Despite it’s condescending title, “The Ladies: God Bless Them!”, a short article in William Arthur Deacon’s The Four Jameses (1927), is important in that it contains reference to some of “the ladies” who interest us: notably Anastatia Hogan.

In going back and revisiting authors we had revised in the SFU database, I noticed that our information about Anastatia Hogan might be erroneous. It might also be exactly true. The problem is, I can’t tell which. It turns out that there were at least three Anastatia (or Anastasia) Hogans born in Newfoundland at the right time to be our author, and we have no concrete evidence about which is the poet Anastatia.

W.A. Deacon’s article does not shed much light on this biographical conundrum, but it does tell us a little about Anastatia Hogan as a poet, and a very little, too, about other female poets of the time.

The opening poem in the article is by Lady Roddick (Amy Redpath Roddick). James McIntyre’s daughter Kate Ruttan is discussed in the text—not surprisingly as he in one of the “four Jameses”—along with only two other women: Anastatia Hogan from Newfoundland, and Lillian Forbes Gunter of Regina, Saskatchewan.
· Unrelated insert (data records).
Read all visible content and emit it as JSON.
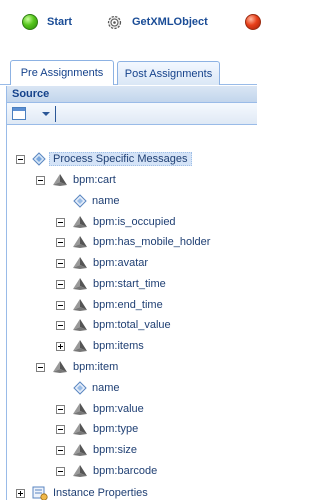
{
  "flow": {
    "start_label": "Start",
    "getxml_label": "GetXMLObject"
  },
  "tabs": {
    "pre": "Pre Assignments",
    "post": "Post Assignments"
  },
  "panel": {
    "title": "Source"
  },
  "tree": {
    "root": "Process Specific Messages",
    "cart": {
      "label": "bpm:cart",
      "children": [
        "name",
        "bpm:is_occupied",
        "bpm:has_mobile_holder",
        "bpm:avatar",
        "bpm:start_time",
        "bpm:end_time",
        "bpm:total_value",
        "bpm:items"
      ]
    },
    "item": {
      "label": "bpm:item",
      "children": [
        "name",
        "bpm:value",
        "bpm:type",
        "bpm:size",
        "bpm:barcode"
      ]
    },
    "instance": "Instance Properties"
  }
}
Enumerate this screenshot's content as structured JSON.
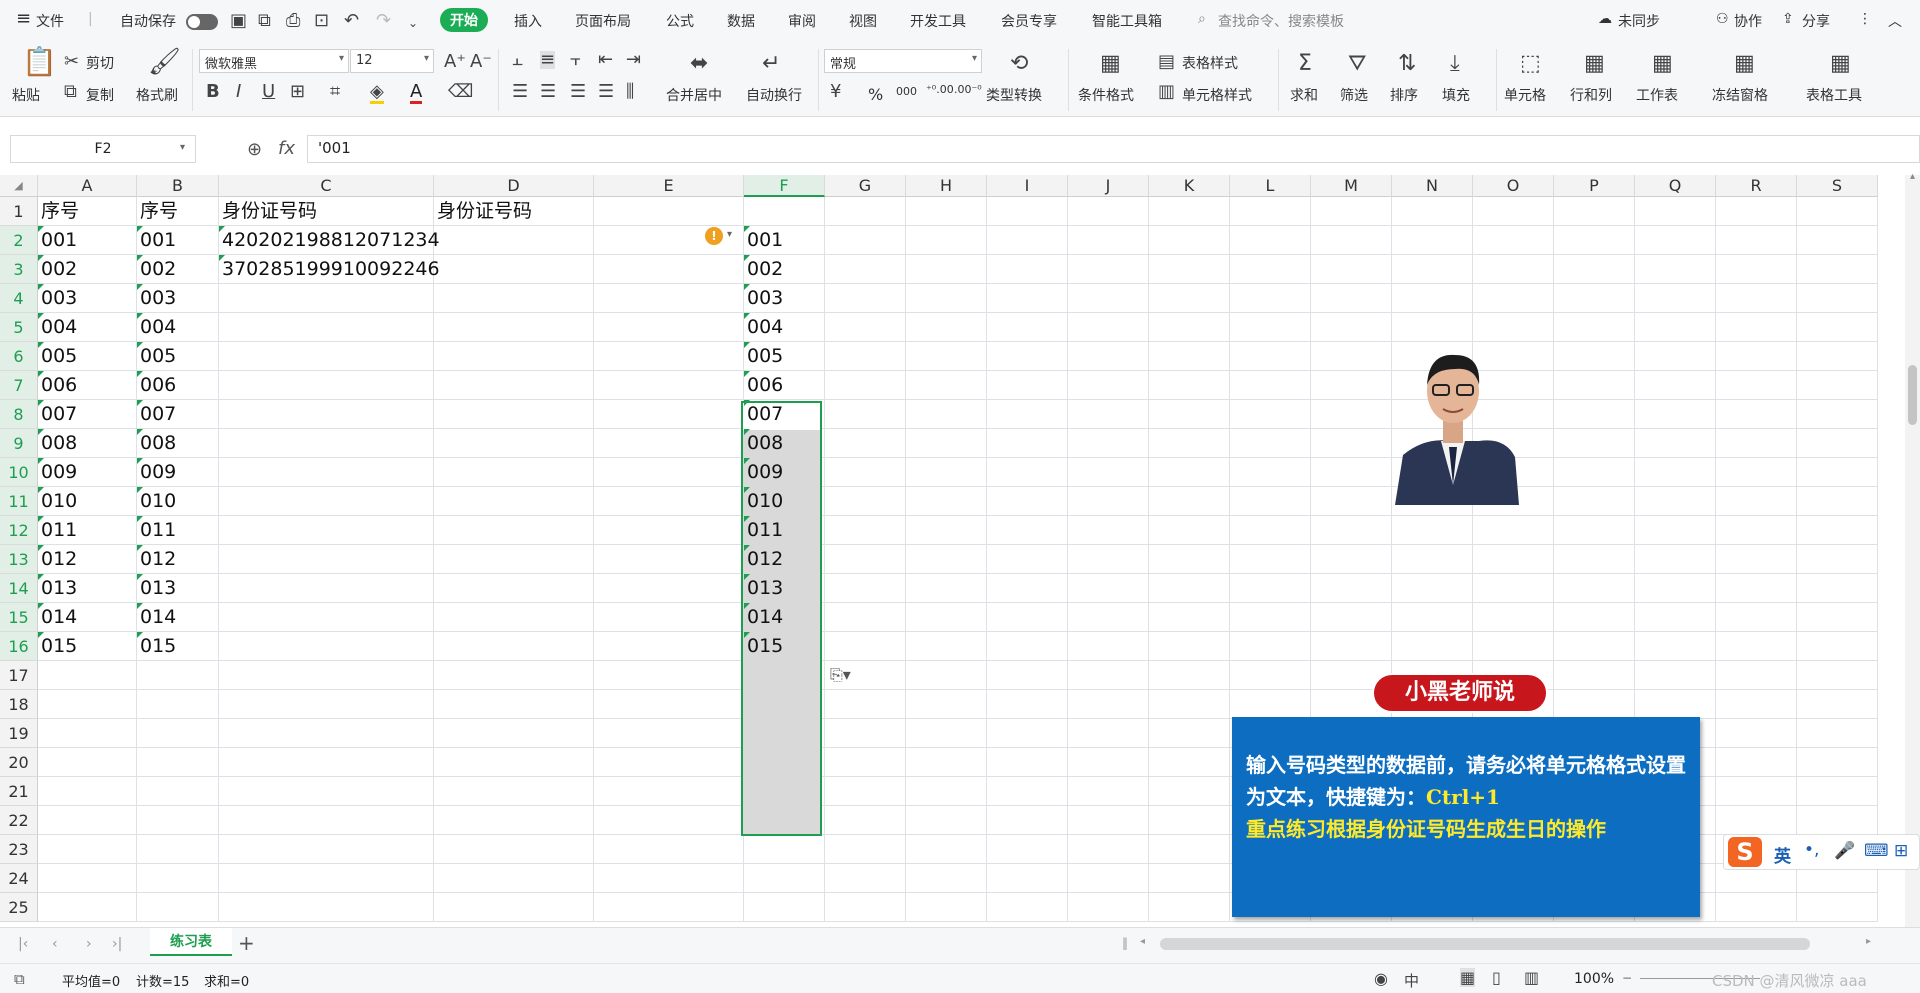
{
  "menu": {
    "hamburger": "≡",
    "file": "文件",
    "autosave": "自动保存",
    "items": [
      "开始",
      "插入",
      "页面布局",
      "公式",
      "数据",
      "审阅",
      "视图",
      "开发工具",
      "会员专享",
      "智能工具箱"
    ],
    "search": "查找命令、搜索模板",
    "sync": "未同步",
    "collab": "协作",
    "share": "分享"
  },
  "ribbon": {
    "paste": "粘贴",
    "cut": "剪切",
    "copy": "复制",
    "format_painter": "格式刷",
    "font": "微软雅黑",
    "size": "12",
    "merge": "合并居中",
    "wrap": "自动换行",
    "number_format": "常规",
    "type_convert": "类型转换",
    "cond_format": "条件格式",
    "table_style": "表格样式",
    "cell_style": "单元格样式",
    "sum": "求和",
    "filter": "筛选",
    "sort": "排序",
    "fill": "填充",
    "cells": "单元格",
    "rowcol": "行和列",
    "sheet": "工作表",
    "freeze": "冻结窗格",
    "table_tools": "表格工具",
    "percent": "%",
    "thousands": "000",
    "dec_inc": "⁺⁰.00",
    "dec_dec": ".00⁻⁰"
  },
  "formula": {
    "namebox": "F2",
    "content": "'001",
    "fx": "fx"
  },
  "columns": [
    "A",
    "B",
    "C",
    "D",
    "E",
    "F",
    "G",
    "H",
    "I",
    "J",
    "K",
    "L",
    "M",
    "N",
    "O",
    "P",
    "Q",
    "R",
    "S"
  ],
  "rows": [
    "1",
    "2",
    "3",
    "4",
    "5",
    "6",
    "7",
    "8",
    "9",
    "10",
    "11",
    "12",
    "13",
    "14",
    "15",
    "16",
    "17",
    "18",
    "19",
    "20",
    "21",
    "22",
    "23",
    "24",
    "25"
  ],
  "cells": {
    "headers": {
      "A1": "序号",
      "B1": "序号",
      "C1": "身份证号码",
      "D1": "身份证号码"
    },
    "ids": {
      "C2": "420202198812071234",
      "C3": "370285199910092246"
    },
    "seq": [
      "001",
      "002",
      "003",
      "004",
      "005",
      "006",
      "007",
      "008",
      "009",
      "010",
      "011",
      "012",
      "013",
      "014",
      "015"
    ]
  },
  "callout": {
    "badge": "小黑老师说",
    "line1": "输入号码类型的数据前，请务必将单元格格式设置为文本，快捷键为：",
    "shortcut": "Ctrl+1",
    "line2": "重点练习根据身份证号码生成生日的操作"
  },
  "sheet_tabs": {
    "active": "练习表",
    "add": "+"
  },
  "status": {
    "avg": "平均值=0",
    "count": "计数=15",
    "sum": "求和=0",
    "zoom": "100%",
    "watermark": "CSDN @清风微凉 aaa",
    "lang": "中"
  },
  "ime": {
    "logo": "S",
    "lang": "英"
  },
  "colors": {
    "accent": "#1e9e50",
    "callout_bg": "#0d6ec1",
    "badge_bg": "#c8161d",
    "highlight": "#ffea2a"
  }
}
Of these, most attention is given to Anastatia Hogan, but we are still left wondering who she was, who her parents were, where she lived, and how poetry was integrated into her fuller life.
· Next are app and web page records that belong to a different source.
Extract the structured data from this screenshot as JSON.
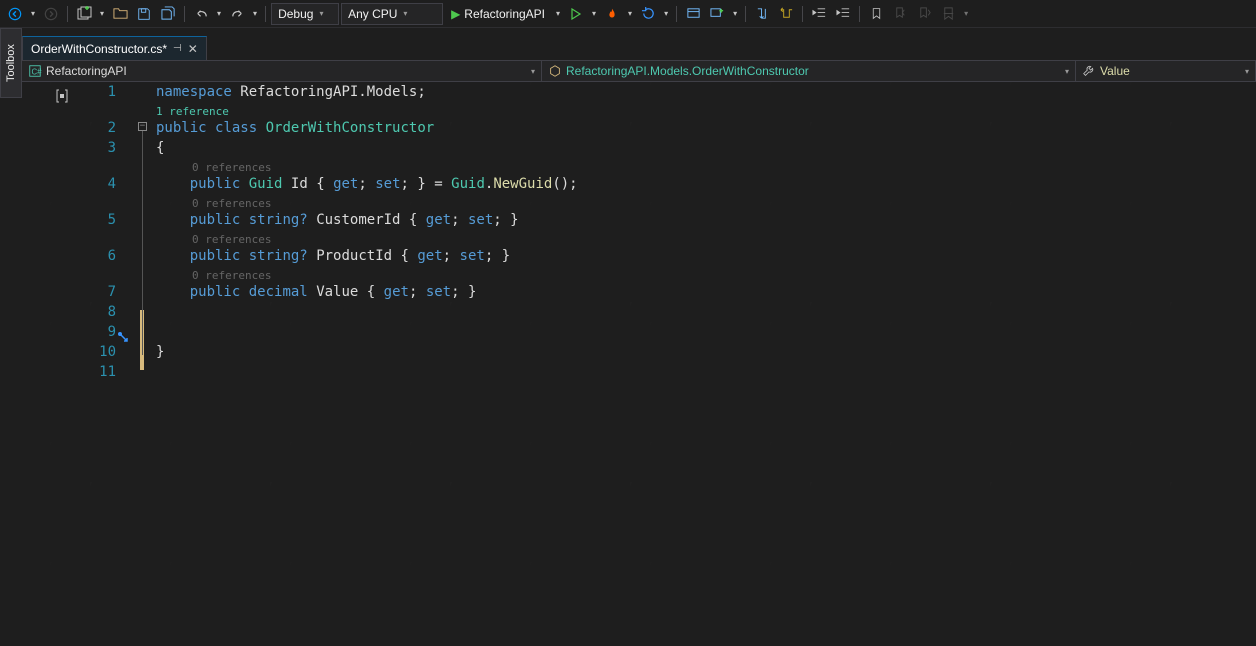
{
  "toolbar": {
    "config_label": "Debug",
    "platform_label": "Any CPU",
    "start_label": "RefactoringAPI"
  },
  "toolbox_tab": "Toolbox",
  "tab": {
    "title": "OrderWithConstructor.cs*"
  },
  "nav": {
    "project": "RefactoringAPI",
    "class": "RefactoringAPI.Models.OrderWithConstructor",
    "member": "Value"
  },
  "codelens": {
    "class": "1 reference",
    "id": "0 references",
    "customer": "0 references",
    "product": "0 references",
    "value": "0 references"
  },
  "code": {
    "l1_namespace": "namespace",
    "l1_ns": "RefactoringAPI.Models",
    "l2_public": "public",
    "l2_class": "class",
    "l2_name": "OrderWithConstructor",
    "brace_open": "{",
    "brace_close": "}",
    "l4": {
      "public": "public",
      "type": "Guid",
      "name": "Id",
      "get": "get",
      "set": "set",
      "eq": "=",
      "gtype": "Guid",
      "method": "NewGuid"
    },
    "l5": {
      "public": "public",
      "type": "string?",
      "name": "CustomerId",
      "get": "get",
      "set": "set"
    },
    "l6": {
      "public": "public",
      "type": "string?",
      "name": "ProductId",
      "get": "get",
      "set": "set"
    },
    "l7": {
      "public": "public",
      "type": "decimal",
      "name": "Value",
      "get": "get",
      "set": "set"
    }
  },
  "line_numbers": [
    "1",
    "2",
    "3",
    "4",
    "5",
    "6",
    "7",
    "8",
    "9",
    "10",
    "11"
  ]
}
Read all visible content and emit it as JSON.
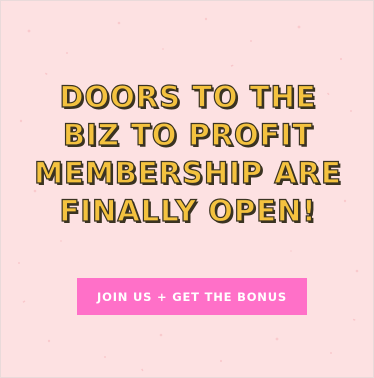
{
  "promo": {
    "headline_lines": [
      "DOORS TO THE",
      "BIZ TO PROFIT",
      "MEMBERSHIP ARE",
      "FINALLY OPEN!"
    ],
    "cta_label": "JOIN US + GET THE BONUS"
  },
  "colors": {
    "background": "#fde1e2",
    "headline_fill": "#f4c23f",
    "headline_outline": "#3a3322",
    "cta_background": "#ff70c8",
    "cta_text": "#ffffff"
  }
}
We’ll delve a little deeper, of course, but so far we have no way of determining which Anastatia to follow, biographically. If anyone out there has more information, please let us know!

Deacon, William Arthur. “The Ladies: God Bless Them!” The Four Jameses (Ottawa: Graphic, 1927) 181-185.